The wealthier millennials are, the less likely they are to fire their parents' advisors, according to new reserach from TD Ameritrade. About two-thirds of high-net-worth millennials who are already using their families’ advisor have no plans on changing, compared to just a third of mass affluent millennials who say that's the case.
About 71 percent of HNW millennials (those with more than $500,000 in investable assets) are currently using their family’s financial advisor and 63 percent plan on continuing to stick with that advisor, according to results of TD Ameritrade’s Millionaires in the Making study,
Meanwhile, just a little over half of that number of mass affluent Millennial investors (40 percent) are still using their families’ financial advisor and only about 32 percent plan to retain that advisor. And about 49 percent of these less wealthy investors (mass affluent was classified as those with household assets between $50,000 and $150,000) are already using a different financial advisor than their families used.
The study, conducted by The Pert Group on behalf of TD Ameritrade, surveyed 536 investors between the ages of 18 and 39 through a telephone survey conducted in January and February of 2014. The study classified HNW investors as those with more than $500,000 worth of investable assets, potential HNW investors as having $150,000 or more; and mass affluent as having between $50,000 and $149,999.
Previous research conducted by Morgan Stanley and Campden Research in October showed about 49 percent of ultra-high-net-worth individuals under the age of 40 (who come from families with a minimum wealth of $25 million), say they’re extremely or very likely to continue using their parents' advisor. In 2012, a similar Campden survey showed that 62 percent of heirs said they were highly or somewhat likely to fire their parents’ advisor.

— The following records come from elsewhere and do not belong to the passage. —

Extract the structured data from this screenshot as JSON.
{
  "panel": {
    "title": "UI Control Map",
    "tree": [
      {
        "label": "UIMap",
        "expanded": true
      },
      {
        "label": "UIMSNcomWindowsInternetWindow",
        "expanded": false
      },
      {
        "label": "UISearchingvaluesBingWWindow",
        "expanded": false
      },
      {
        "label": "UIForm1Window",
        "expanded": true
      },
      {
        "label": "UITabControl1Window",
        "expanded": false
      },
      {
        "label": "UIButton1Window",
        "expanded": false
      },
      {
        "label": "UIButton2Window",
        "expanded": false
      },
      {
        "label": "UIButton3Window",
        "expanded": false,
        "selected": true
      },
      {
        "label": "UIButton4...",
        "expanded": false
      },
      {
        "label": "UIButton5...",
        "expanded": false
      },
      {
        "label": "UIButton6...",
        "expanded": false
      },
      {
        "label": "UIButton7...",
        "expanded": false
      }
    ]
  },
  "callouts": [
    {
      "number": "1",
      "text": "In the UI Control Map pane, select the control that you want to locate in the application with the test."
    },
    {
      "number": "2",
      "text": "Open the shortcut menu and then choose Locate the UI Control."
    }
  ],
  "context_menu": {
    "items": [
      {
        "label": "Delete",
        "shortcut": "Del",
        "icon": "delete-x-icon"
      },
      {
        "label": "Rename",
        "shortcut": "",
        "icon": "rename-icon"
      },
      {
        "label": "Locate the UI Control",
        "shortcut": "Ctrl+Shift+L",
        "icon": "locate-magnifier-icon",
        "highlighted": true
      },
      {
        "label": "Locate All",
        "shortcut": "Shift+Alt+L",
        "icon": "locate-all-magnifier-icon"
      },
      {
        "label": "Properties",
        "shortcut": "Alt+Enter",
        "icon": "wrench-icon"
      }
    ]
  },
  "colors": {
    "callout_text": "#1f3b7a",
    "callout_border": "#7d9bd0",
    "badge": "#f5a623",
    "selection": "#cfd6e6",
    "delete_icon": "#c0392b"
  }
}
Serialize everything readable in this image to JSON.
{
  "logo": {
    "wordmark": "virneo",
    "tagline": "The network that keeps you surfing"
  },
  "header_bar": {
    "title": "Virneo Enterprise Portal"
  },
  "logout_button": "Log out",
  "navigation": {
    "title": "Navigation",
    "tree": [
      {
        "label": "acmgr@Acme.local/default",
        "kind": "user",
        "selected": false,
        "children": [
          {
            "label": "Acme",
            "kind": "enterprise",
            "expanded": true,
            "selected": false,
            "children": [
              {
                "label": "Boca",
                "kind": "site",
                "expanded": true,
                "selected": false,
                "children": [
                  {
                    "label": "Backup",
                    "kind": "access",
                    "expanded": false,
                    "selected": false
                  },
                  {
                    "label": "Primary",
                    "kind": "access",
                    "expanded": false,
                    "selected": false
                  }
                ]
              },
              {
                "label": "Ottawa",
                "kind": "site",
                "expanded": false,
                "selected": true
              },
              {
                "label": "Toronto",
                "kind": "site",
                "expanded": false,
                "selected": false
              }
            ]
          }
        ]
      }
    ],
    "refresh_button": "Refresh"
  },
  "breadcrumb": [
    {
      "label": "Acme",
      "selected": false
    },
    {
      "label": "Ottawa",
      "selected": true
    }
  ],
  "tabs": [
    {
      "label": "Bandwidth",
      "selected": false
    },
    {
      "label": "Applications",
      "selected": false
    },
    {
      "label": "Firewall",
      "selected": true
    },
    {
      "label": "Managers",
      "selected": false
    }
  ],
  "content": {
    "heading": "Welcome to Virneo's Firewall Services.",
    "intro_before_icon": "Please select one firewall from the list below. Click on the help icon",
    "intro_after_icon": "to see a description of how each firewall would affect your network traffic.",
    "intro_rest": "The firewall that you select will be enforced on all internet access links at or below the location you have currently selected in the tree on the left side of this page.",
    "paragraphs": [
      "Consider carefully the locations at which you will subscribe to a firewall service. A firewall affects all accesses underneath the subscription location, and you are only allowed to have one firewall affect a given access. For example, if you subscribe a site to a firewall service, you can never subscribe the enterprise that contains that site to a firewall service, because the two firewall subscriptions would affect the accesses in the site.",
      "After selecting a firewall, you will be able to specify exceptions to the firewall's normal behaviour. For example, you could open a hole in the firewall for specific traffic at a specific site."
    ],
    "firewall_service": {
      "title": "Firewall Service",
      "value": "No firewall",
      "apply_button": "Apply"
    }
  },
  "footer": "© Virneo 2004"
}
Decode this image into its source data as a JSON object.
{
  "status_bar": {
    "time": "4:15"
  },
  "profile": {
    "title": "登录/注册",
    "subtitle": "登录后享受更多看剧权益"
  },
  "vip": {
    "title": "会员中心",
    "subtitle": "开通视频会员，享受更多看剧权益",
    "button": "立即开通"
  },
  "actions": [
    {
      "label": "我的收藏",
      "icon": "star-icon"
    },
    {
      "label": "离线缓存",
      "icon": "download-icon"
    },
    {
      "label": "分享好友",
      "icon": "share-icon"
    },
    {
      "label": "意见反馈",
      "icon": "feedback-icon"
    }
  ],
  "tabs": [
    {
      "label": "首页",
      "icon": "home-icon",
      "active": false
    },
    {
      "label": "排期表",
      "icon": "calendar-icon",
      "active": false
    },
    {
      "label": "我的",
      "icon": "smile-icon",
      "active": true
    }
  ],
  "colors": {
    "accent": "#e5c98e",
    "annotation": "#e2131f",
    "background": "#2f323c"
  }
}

Going back even further, a 2009 study by Rothstein Kass found 86 percent of heirs with family offices said they planned to fire their parents’ advisor. In fact, the notion of children walking away from their parents’ financial advisors upon inheritance is ingrained in so much of the industry literature, it’s become for many an unquestionable fact.

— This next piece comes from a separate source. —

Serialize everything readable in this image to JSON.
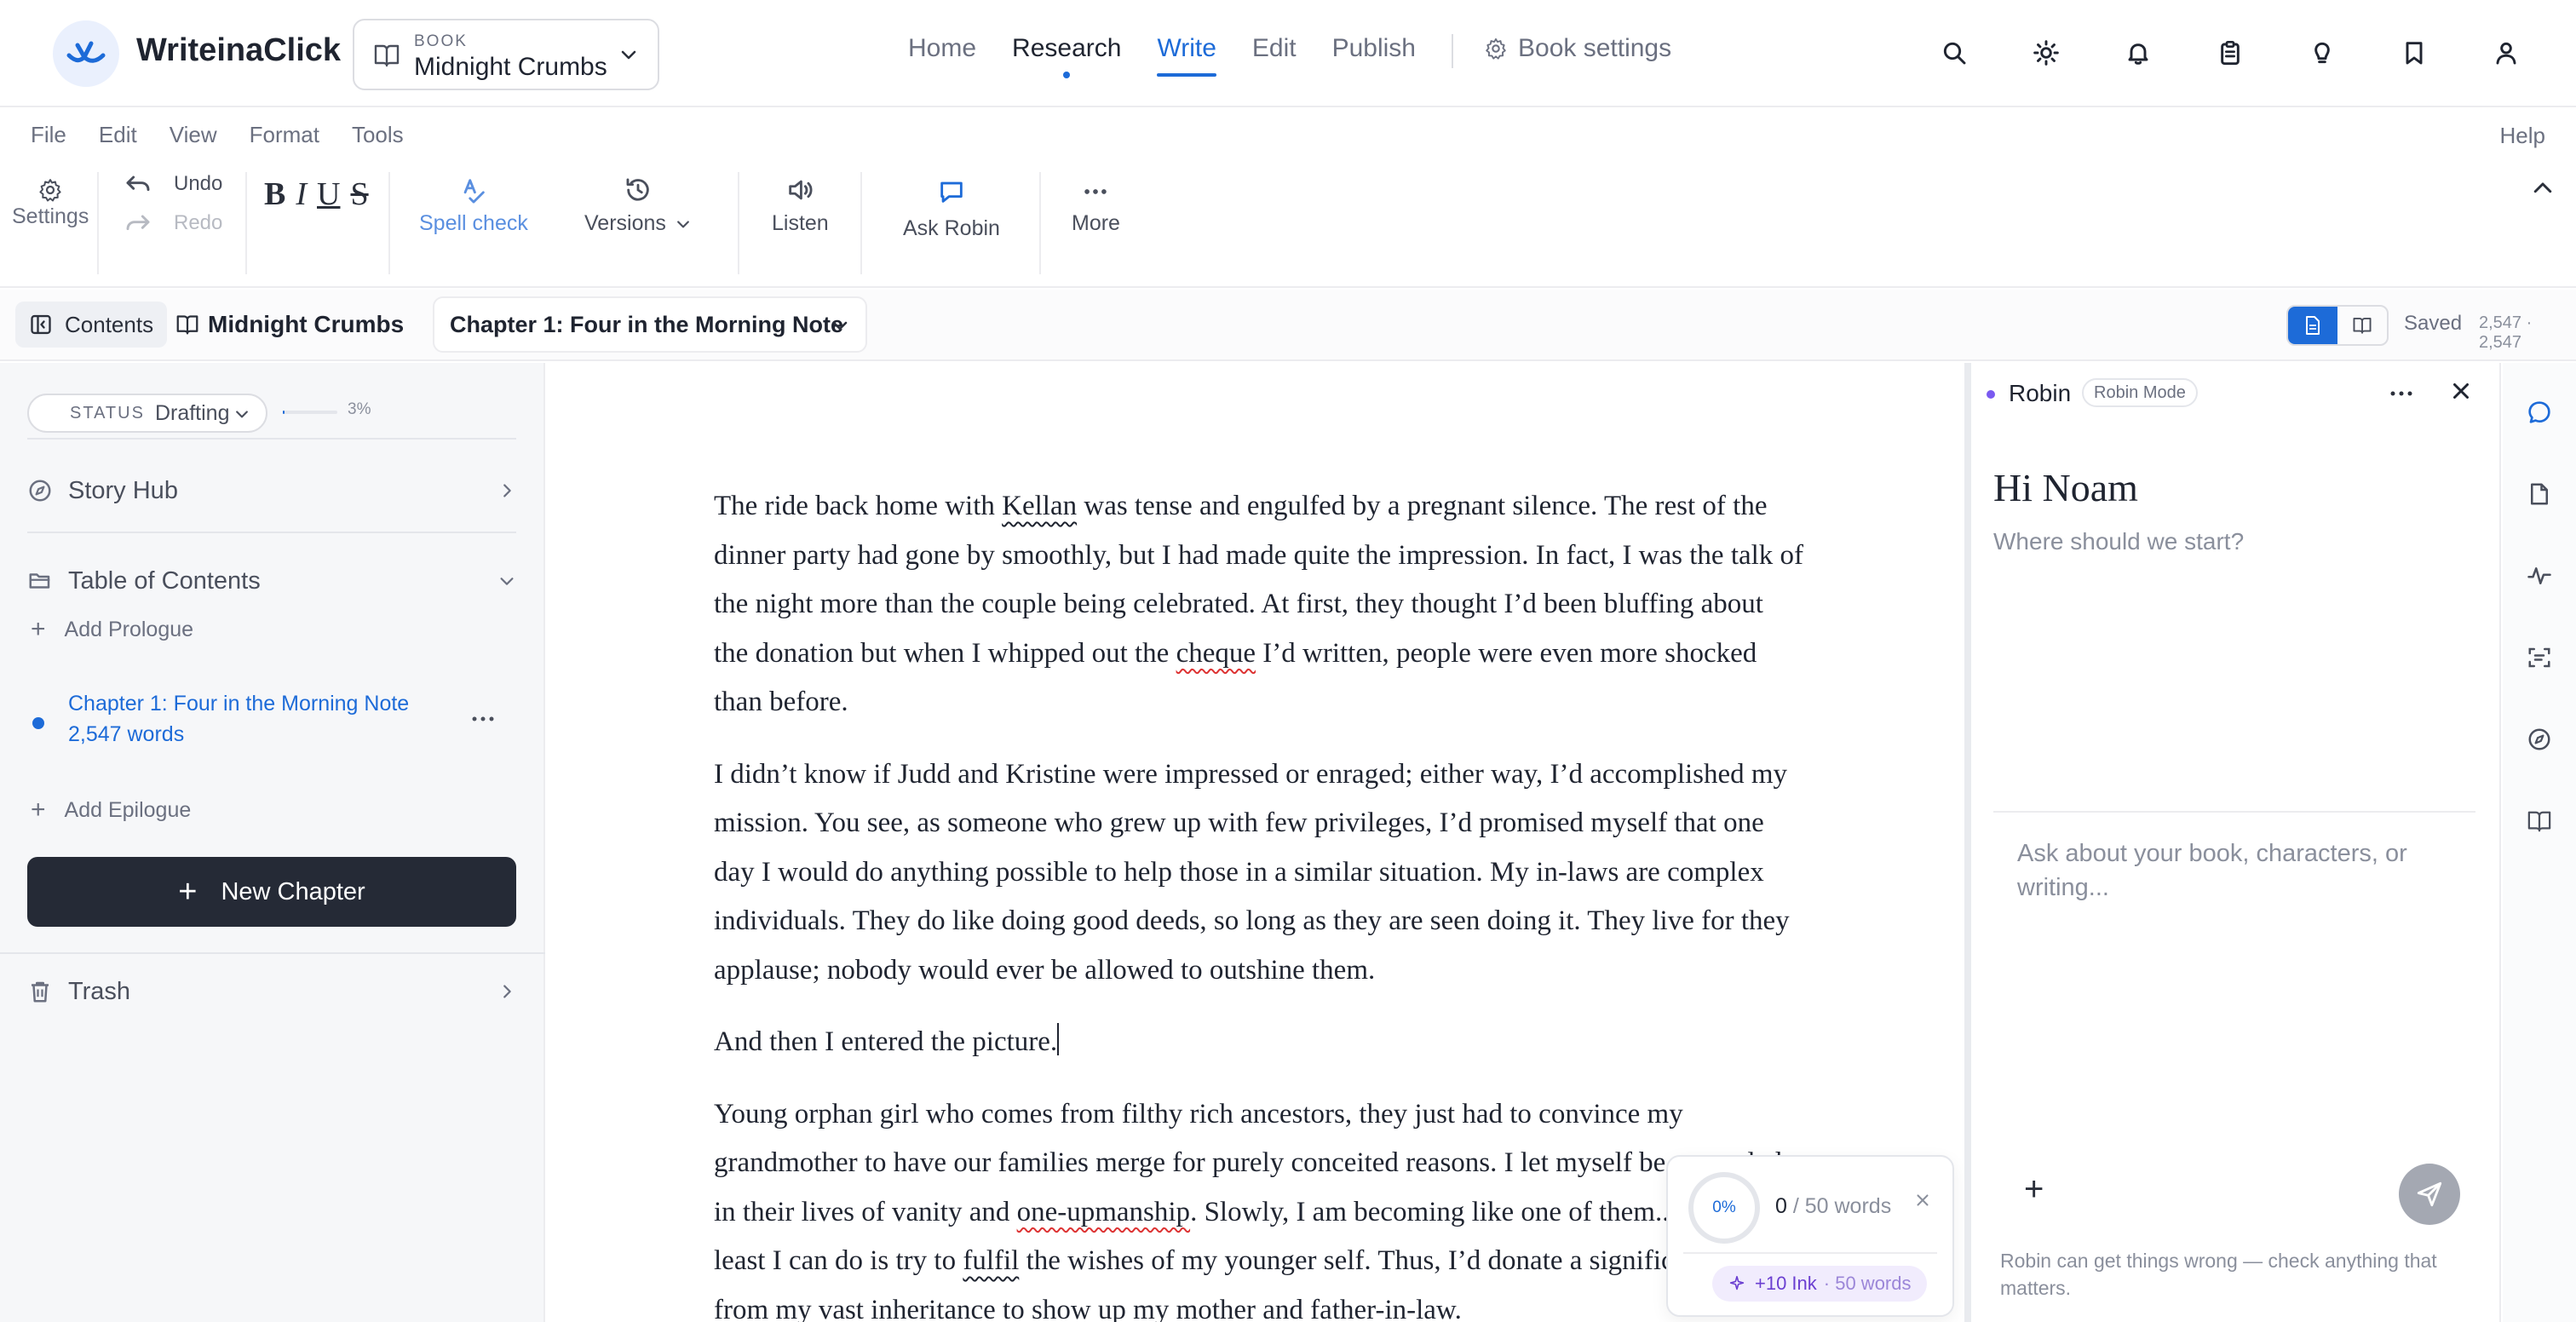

“As you move down the wealth spectrum, while the problems are the same, their advisors are less able to afford the training they need on how to connect,” Vic Preisser, founding director of the Institute for Preparing Heirs, told WealthManagement.com in October. “The advisors to the very wealthy can afford to get the training on how to connect with the heirs.”